What is required - Go through the data below line by line and count those containing the word "name". Reply with the count only.

Data about app and page elements
********************

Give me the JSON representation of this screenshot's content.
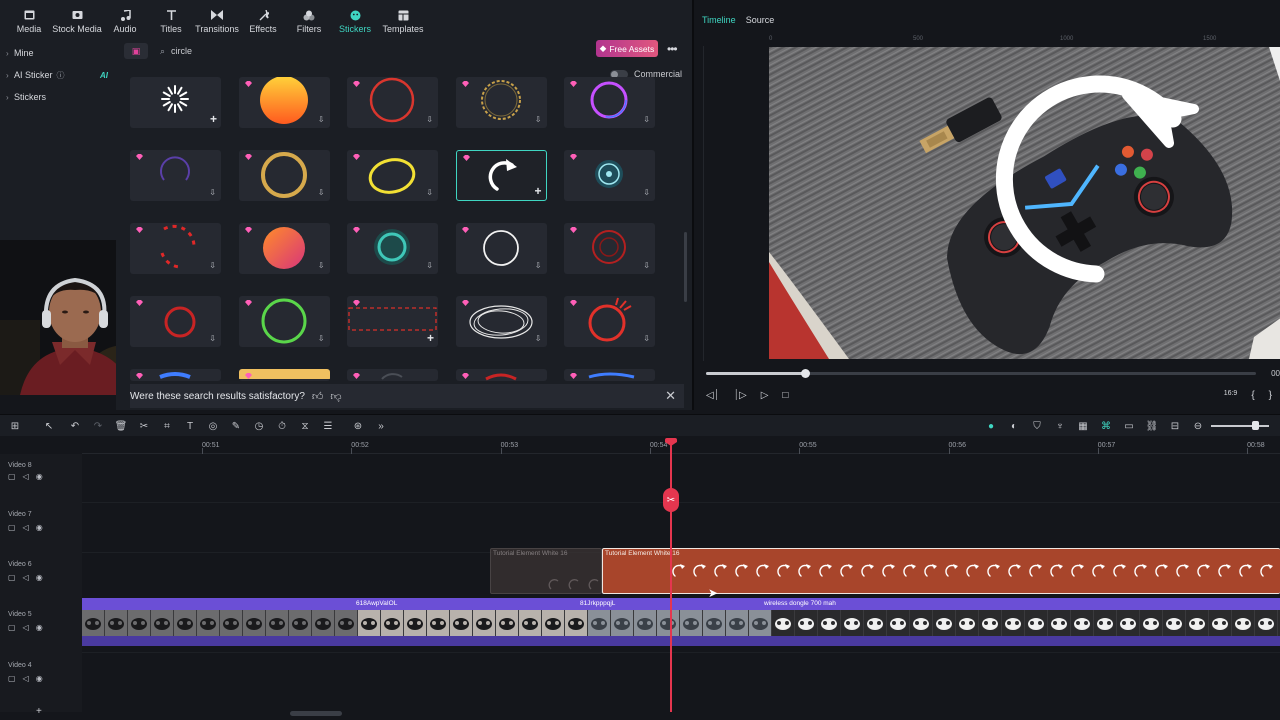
{
  "toolbar": {
    "tabs": [
      {
        "label": "Media",
        "icon": "media-icon"
      },
      {
        "label": "Stock Media",
        "icon": "stock-media-icon"
      },
      {
        "label": "Audio",
        "icon": "audio-icon"
      },
      {
        "label": "Titles",
        "icon": "titles-icon"
      },
      {
        "label": "Transitions",
        "icon": "transitions-icon"
      },
      {
        "label": "Effects",
        "icon": "effects-icon"
      },
      {
        "label": "Filters",
        "icon": "filters-icon"
      },
      {
        "label": "Stickers",
        "icon": "stickers-icon",
        "active": true
      },
      {
        "label": "Templates",
        "icon": "templates-icon"
      }
    ]
  },
  "sidebar": {
    "items": [
      {
        "label": "Mine"
      },
      {
        "label": "AI Sticker",
        "badge": "AI"
      },
      {
        "label": "Stickers"
      }
    ]
  },
  "stickers": {
    "search_query": "circle",
    "free_assets_label": "Free Assets",
    "commercial_label": "Commercial",
    "cards": [
      {
        "type": "spinner",
        "action": "add"
      },
      {
        "type": "orange-orb",
        "action": "download"
      },
      {
        "type": "red-brush-ring",
        "action": "download"
      },
      {
        "type": "gold-sparkle-ring",
        "action": "download"
      },
      {
        "type": "neon-ring",
        "action": "download"
      },
      {
        "type": "purple-arc",
        "action": "download"
      },
      {
        "type": "gold-ring",
        "action": "download"
      },
      {
        "type": "yellow-scribble-ring",
        "action": "download"
      },
      {
        "type": "white-rotate-arrow",
        "action": "add",
        "selected": true
      },
      {
        "type": "glow-target",
        "action": "download"
      },
      {
        "type": "red-dashes",
        "action": "download"
      },
      {
        "type": "orange-pink-orb",
        "action": "download"
      },
      {
        "type": "teal-glow-ring",
        "action": "download"
      },
      {
        "type": "white-ring",
        "action": "download"
      },
      {
        "type": "red-target",
        "action": "download"
      },
      {
        "type": "red-ring-partial",
        "action": "download"
      },
      {
        "type": "green-ring",
        "action": "download"
      },
      {
        "type": "red-dashed-rect",
        "action": "add"
      },
      {
        "type": "white-scribble-ellipse",
        "action": "download"
      },
      {
        "type": "red-splash-ring",
        "action": "download"
      }
    ],
    "feedback_question": "Were these search results satisfactory?"
  },
  "preview": {
    "tab_timeline": "Timeline",
    "tab_source": "Source",
    "ruler_marks": [
      "0",
      "500",
      "1000",
      "1500"
    ],
    "progress": 0.18,
    "time_partial": "00"
  },
  "timeline": {
    "ruler": [
      "00:51",
      "00:52",
      "00:53",
      "00:54",
      "00:55",
      "00:56",
      "00:57",
      "00:58"
    ],
    "tracks": [
      {
        "name": "Video 8"
      },
      {
        "name": "Video 7"
      },
      {
        "name": "Video 6"
      },
      {
        "name": "Video 5"
      },
      {
        "name": "Video 4"
      }
    ],
    "clip_ghost_label": "Tutorial Element White 16",
    "clip_main_label": "Tutorial Element White 16",
    "video5_clips": [
      "618AwpVaIOL",
      "81JrkpppqjL",
      "wireless dongle 700 mah"
    ]
  },
  "colors": {
    "accent": "#3fd6c2",
    "playhead": "#e5364f",
    "sticker_clip": "#a8452b",
    "video_clip": "#6b4fd6"
  }
}
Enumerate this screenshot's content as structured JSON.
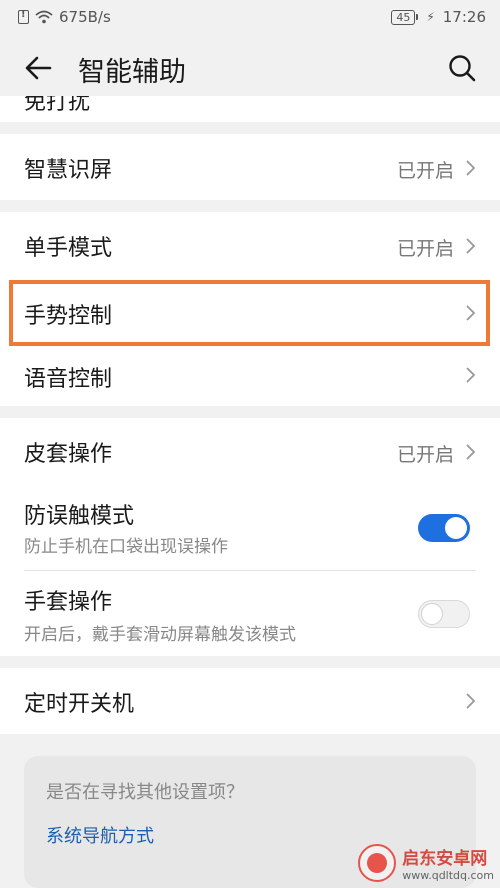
{
  "status": {
    "speed": "675B/s",
    "battery": "45",
    "time": "17:26"
  },
  "header": {
    "title": "智能辅助"
  },
  "partial_row": {
    "label": "免打扰"
  },
  "rows": {
    "smart_screen": {
      "label": "智慧识屏",
      "value": "已开启"
    },
    "one_hand": {
      "label": "单手模式",
      "value": "已开启"
    },
    "gesture": {
      "label": "手势控制"
    },
    "voice": {
      "label": "语音控制"
    },
    "cover": {
      "label": "皮套操作",
      "value": "已开启"
    },
    "anti_touch": {
      "label": "防误触模式",
      "sub": "防止手机在口袋出现误操作",
      "on": true
    },
    "glove": {
      "label": "手套操作",
      "sub": "开启后，戴手套滑动屏幕触发该模式",
      "on": false
    },
    "timer_power": {
      "label": "定时开关机"
    }
  },
  "suggest": {
    "question": "是否在寻找其他设置项？",
    "link": "系统导航方式"
  },
  "watermark": {
    "title": "启东安卓网",
    "url": "www.qdltdq.com"
  },
  "colors": {
    "accent": "#1e6fe0",
    "highlight": "#f07a35",
    "link": "#1a5fb4"
  }
}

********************

Output for this task - 5